───── Given data ─────

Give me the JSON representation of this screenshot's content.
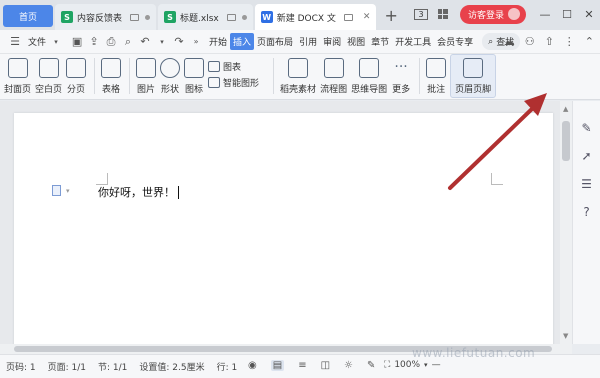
{
  "tabs": {
    "home": "首页",
    "items": [
      {
        "label": "内容反馈表",
        "type": "s"
      },
      {
        "label": "标题.xlsx",
        "type": "s"
      },
      {
        "label": "新建 DOCX 文",
        "type": "w"
      }
    ],
    "counter": "3",
    "login": "访客登录"
  },
  "menubar": {
    "file": "文件",
    "items": [
      "开始",
      "插入",
      "页面布局",
      "引用",
      "审阅",
      "视图",
      "章节",
      "开发工具",
      "会员专享"
    ],
    "active": "插入",
    "search": "查找"
  },
  "ribbon": {
    "cover": "封面页",
    "blank": "空白页",
    "pagebreak": "分页",
    "table": "表格",
    "picture": "图片",
    "shape": "形状",
    "icon": "图标",
    "chart": "图表",
    "smartart": "智能图形",
    "material": "稻壳素材",
    "flowchart": "流程图",
    "mindmap": "思维导图",
    "more": "更多",
    "comment": "批注",
    "header_footer": "页眉页脚"
  },
  "document": {
    "text": "你好呀，世界！"
  },
  "status": {
    "page_no": "页码: 1",
    "page": "页面: 1/1",
    "section": "节: 1/1",
    "setting": "设置值: 2.5厘米",
    "row": "行: 1",
    "zoom": "100%"
  },
  "watermark": "www.liefutuan.com",
  "colors": {
    "accent": "#4c86e8",
    "login": "#e8414b",
    "arrow": "#b03030"
  }
}
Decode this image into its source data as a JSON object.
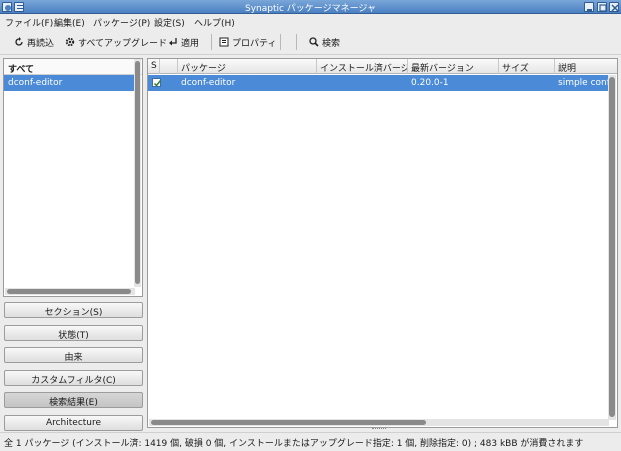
{
  "window": {
    "title": "Synaptic パッケージマネージャ",
    "controls": [
      "minimize-icon",
      "maximize-icon",
      "close-icon"
    ]
  },
  "menu": [
    {
      "label": "ファイル(F)"
    },
    {
      "label": "編集(E)"
    },
    {
      "label": "パッケージ(P)"
    },
    {
      "label": "設定(S)"
    },
    {
      "label": "ヘルプ(H)"
    }
  ],
  "toolbar": {
    "reload": "再読込",
    "upgrade_all": "すべてアップグレード",
    "apply": "適用",
    "properties": "プロパティ",
    "search": "検索"
  },
  "left_panel": {
    "header": "すべて",
    "items": [
      "dconf-editor"
    ]
  },
  "filter_buttons": [
    {
      "label": "セクション(S)",
      "active": false
    },
    {
      "label": "状態(T)",
      "active": false
    },
    {
      "label": "由来",
      "active": false
    },
    {
      "label": "カスタムフィルタ(C)",
      "active": false
    },
    {
      "label": "検索結果(E)",
      "active": true
    },
    {
      "label": "Architecture",
      "active": false
    }
  ],
  "table": {
    "columns": [
      "S",
      "パッケージ",
      "インストール済バージョン",
      "最新バージョン",
      "サイズ",
      "説明"
    ],
    "rows": [
      {
        "status_checked": true,
        "package": "dconf-editor",
        "installed": "",
        "latest": "0.20.0-1",
        "size": "",
        "description": "simple configuration storage system - graphical editor"
      }
    ]
  },
  "status": "全 1 パッケージ (インストール済: 1419 個, 破損 0 個, インストールまたはアップグレード指定: 1 個, 削除指定: 0) ; 483 kBB が消費されます",
  "colors": {
    "selection": "#4a8ad6",
    "titlebar": "#4a7fc1"
  }
}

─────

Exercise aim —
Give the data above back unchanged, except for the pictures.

Exercise answer —
Give me the JSON representation of this screenshot's content.
{
  "tabs": {
    "home": "首页",
    "items": [
      {
        "label": "内容反馈表",
        "type": "s"
      },
      {
        "label": "标题.xlsx",
        "type": "s"
      },
      {
        "label": "新建 DOCX 文",
        "type": "w"
      }
    ],
    "counter": "3",
    "login": "访客登录"
  },
  "menubar": {
    "file": "文件",
    "items": [
      "开始",
      "插入",
      "页面布局",
      "引用",
      "审阅",
      "视图",
      "章节",
      "开发工具",
      "会员专享"
    ],
    "active": "插入",
    "search": "查找"
  },
  "ribbon": {
    "cover": "封面页",
    "blank": "空白页",
    "pagebreak": "分页",
    "table": "表格",
    "picture": "图片",
    "shape": "形状",
    "icon": "图标",
    "chart": "图表",
    "smartart": "智能图形",
    "material": "稻壳素材",
    "flowchart": "流程图",
    "mindmap": "思维导图",
    "more": "更多",
    "comment": "批注",
    "header_footer": "页眉页脚"
  },
  "document": {
    "text": "你好呀，世界！"
  },
  "status": {
    "page_no": "页码: 1",
    "page": "页面: 1/1",
    "section": "节: 1/1",
    "setting": "设置值: 2.5厘米",
    "row": "行: 1",
    "zoom": "100%"
  },
  "watermark": "www.liefutuan.com",
  "colors": {
    "accent": "#4c86e8",
    "login": "#e8414b",
    "arrow": "#b03030"
  }
}
Decode this image into its source data as a JSON object.
{
  "window": {
    "title": "Synaptic パッケージマネージャ",
    "controls": [
      "minimize-icon",
      "maximize-icon",
      "close-icon"
    ]
  },
  "menu": [
    {
      "label": "ファイル(F)"
    },
    {
      "label": "編集(E)"
    },
    {
      "label": "パッケージ(P)"
    },
    {
      "label": "設定(S)"
    },
    {
      "label": "ヘルプ(H)"
    }
  ],
  "toolbar": {
    "reload": "再読込",
    "upgrade_all": "すべてアップグレード",
    "apply": "適用",
    "properties": "プロパティ",
    "search": "検索"
  },
  "left_panel": {
    "header": "すべて",
    "items": [
      "dconf-editor"
    ]
  },
  "filter_buttons": [
    {
      "label": "セクション(S)",
      "active": false
    },
    {
      "label": "状態(T)",
      "active": false
    },
    {
      "label": "由来",
      "active": false
    },
    {
      "label": "カスタムフィルタ(C)",
      "active": false
    },
    {
      "label": "検索結果(E)",
      "active": true
    },
    {
      "label": "Architecture",
      "active": false
    }
  ],
  "table": {
    "columns": [
      "S",
      "パッケージ",
      "インストール済バージョン",
      "最新バージョン",
      "サイズ",
      "説明"
    ],
    "rows": [
      {
        "status_checked": true,
        "package": "dconf-editor",
        "installed": "",
        "latest": "0.20.0-1",
        "size": "",
        "description": "simple configuration storage system - graphical editor"
      }
    ]
  },
  "status": "全 1 パッケージ (インストール済: 1419 個, 破損 0 個, インストールまたはアップグレード指定: 1 個, 削除指定: 0) ; 483 kBB が消費されます",
  "colors": {
    "selection": "#4a8ad6",
    "titlebar": "#4a7fc1"
  }
}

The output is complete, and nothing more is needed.